Source data below:

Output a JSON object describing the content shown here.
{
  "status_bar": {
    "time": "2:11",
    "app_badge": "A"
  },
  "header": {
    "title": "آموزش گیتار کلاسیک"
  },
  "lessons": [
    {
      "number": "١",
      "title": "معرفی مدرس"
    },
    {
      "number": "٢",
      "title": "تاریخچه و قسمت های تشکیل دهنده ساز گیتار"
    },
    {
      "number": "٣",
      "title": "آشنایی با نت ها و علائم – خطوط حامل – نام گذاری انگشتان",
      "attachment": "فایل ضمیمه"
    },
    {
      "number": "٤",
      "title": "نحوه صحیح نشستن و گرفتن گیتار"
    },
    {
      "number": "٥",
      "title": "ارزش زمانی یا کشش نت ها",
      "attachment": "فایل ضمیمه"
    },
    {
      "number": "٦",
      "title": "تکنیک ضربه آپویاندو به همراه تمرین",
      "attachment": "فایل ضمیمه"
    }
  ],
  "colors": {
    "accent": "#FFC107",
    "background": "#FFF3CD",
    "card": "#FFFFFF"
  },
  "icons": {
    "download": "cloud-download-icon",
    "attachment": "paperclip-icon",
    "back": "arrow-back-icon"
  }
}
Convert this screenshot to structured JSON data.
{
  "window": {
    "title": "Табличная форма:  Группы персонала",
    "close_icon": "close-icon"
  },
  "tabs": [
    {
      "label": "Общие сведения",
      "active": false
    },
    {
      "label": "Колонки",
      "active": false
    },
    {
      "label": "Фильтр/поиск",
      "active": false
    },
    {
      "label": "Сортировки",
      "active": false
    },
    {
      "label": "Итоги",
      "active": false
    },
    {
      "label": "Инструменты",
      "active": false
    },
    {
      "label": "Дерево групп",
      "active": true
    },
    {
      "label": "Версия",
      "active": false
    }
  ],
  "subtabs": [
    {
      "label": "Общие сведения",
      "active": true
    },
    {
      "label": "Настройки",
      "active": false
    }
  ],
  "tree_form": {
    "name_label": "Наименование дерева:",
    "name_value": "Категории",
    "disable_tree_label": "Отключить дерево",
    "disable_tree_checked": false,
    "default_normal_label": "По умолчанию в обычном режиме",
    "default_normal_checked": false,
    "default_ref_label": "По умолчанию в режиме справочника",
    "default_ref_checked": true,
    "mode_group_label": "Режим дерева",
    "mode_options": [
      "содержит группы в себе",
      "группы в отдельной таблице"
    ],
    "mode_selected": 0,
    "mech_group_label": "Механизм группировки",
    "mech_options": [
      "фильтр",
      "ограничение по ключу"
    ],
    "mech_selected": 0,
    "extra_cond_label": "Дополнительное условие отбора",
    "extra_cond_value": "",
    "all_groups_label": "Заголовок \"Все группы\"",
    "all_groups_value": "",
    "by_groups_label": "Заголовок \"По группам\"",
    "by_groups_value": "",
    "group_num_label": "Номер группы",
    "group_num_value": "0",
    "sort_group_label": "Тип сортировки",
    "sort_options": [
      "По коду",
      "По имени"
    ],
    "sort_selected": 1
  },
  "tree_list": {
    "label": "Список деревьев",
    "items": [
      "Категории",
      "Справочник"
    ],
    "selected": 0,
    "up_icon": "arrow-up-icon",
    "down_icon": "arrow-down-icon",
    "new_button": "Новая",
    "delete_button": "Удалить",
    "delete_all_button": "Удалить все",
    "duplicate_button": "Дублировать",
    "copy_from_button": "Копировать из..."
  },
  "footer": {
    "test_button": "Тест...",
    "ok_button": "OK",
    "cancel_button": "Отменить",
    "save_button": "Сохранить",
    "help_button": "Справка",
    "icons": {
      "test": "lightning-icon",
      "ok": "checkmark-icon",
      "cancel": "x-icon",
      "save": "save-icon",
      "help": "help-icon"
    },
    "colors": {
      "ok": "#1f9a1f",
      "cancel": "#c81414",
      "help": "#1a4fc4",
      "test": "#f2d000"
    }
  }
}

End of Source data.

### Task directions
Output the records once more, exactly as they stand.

### Exercise result
Output a JSON object describing the content shown here.
{
  "status_bar": {
    "time": "2:11",
    "app_badge": "A"
  },
  "header": {
    "title": "آموزش گیتار کلاسیک"
  },
  "lessons": [
    {
      "number": "١",
      "title": "معرفی مدرس"
    },
    {
      "number": "٢",
      "title": "تاریخچه و قسمت های تشکیل دهنده ساز گیتار"
    },
    {
      "number": "٣",
      "title": "آشنایی با نت ها و علائم – خطوط حامل – نام گذاری انگشتان",
      "attachment": "فایل ضمیمه"
    },
    {
      "number": "٤",
      "title": "نحوه صحیح نشستن و گرفتن گیتار"
    },
    {
      "number": "٥",
      "title": "ارزش زمانی یا کشش نت ها",
      "attachment": "فایل ضمیمه"
    },
    {
      "number": "٦",
      "title": "تکنیک ضربه آپویاندو به همراه تمرین",
      "attachment": "فایل ضمیمه"
    }
  ],
  "colors": {
    "accent": "#FFC107",
    "background": "#FFF3CD",
    "card": "#FFFFFF"
  },
  "icons": {
    "download": "cloud-download-icon",
    "attachment": "paperclip-icon",
    "back": "arrow-back-icon"
  }
}
Convert this screenshot to structured JSON data.
{
  "window": {
    "title": "Табличная форма:  Группы персонала",
    "close_icon": "close-icon"
  },
  "tabs": [
    {
      "label": "Общие сведения",
      "active": false
    },
    {
      "label": "Колонки",
      "active": false
    },
    {
      "label": "Фильтр/поиск",
      "active": false
    },
    {
      "label": "Сортировки",
      "active": false
    },
    {
      "label": "Итоги",
      "active": false
    },
    {
      "label": "Инструменты",
      "active": false
    },
    {
      "label": "Дерево групп",
      "active": true
    },
    {
      "label": "Версия",
      "active": false
    }
  ],
  "subtabs": [
    {
      "label": "Общие сведения",
      "active": true
    },
    {
      "label": "Настройки",
      "active": false
    }
  ],
  "tree_form": {
    "name_label": "Наименование дерева:",
    "name_value": "Категории",
    "disable_tree_label": "Отключить дерево",
    "disable_tree_checked": false,
    "default_normal_label": "По умолчанию в обычном режиме",
    "default_normal_checked": false,
    "default_ref_label": "По умолчанию в режиме справочника",
    "default_ref_checked": true,
    "mode_group_label": "Режим дерева",
    "mode_options": [
      "содержит группы в себе",
      "группы в отдельной таблице"
    ],
    "mode_selected": 0,
    "mech_group_label": "Механизм группировки",
    "mech_options": [
      "фильтр",
      "ограничение по ключу"
    ],
    "mech_selected": 0,
    "extra_cond_label": "Дополнительное условие отбора",
    "extra_cond_value": "",
    "all_groups_label": "Заголовок \"Все группы\"",
    "all_groups_value": "",
    "by_groups_label": "Заголовок \"По группам\"",
    "by_groups_value": "",
    "group_num_label": "Номер группы",
    "group_num_value": "0",
    "sort_group_label": "Тип сортировки",
    "sort_options": [
      "По коду",
      "По имени"
    ],
    "sort_selected": 1
  },
  "tree_list": {
    "label": "Список деревьев",
    "items": [
      "Категории",
      "Справочник"
    ],
    "selected": 0,
    "up_icon": "arrow-up-icon",
    "down_icon": "arrow-down-icon",
    "new_button": "Новая",
    "delete_button": "Удалить",
    "delete_all_button": "Удалить все",
    "duplicate_button": "Дублировать",
    "copy_from_button": "Копировать из..."
  },
  "footer": {
    "test_button": "Тест...",
    "ok_button": "OK",
    "cancel_button": "Отменить",
    "save_button": "Сохранить",
    "help_button": "Справка",
    "icons": {
      "test": "lightning-icon",
      "ok": "checkmark-icon",
      "cancel": "x-icon",
      "save": "save-icon",
      "help": "help-icon"
    },
    "colors": {
      "ok": "#1f9a1f",
      "cancel": "#c81414",
      "help": "#1a4fc4",
      "test": "#f2d000"
    }
  }
}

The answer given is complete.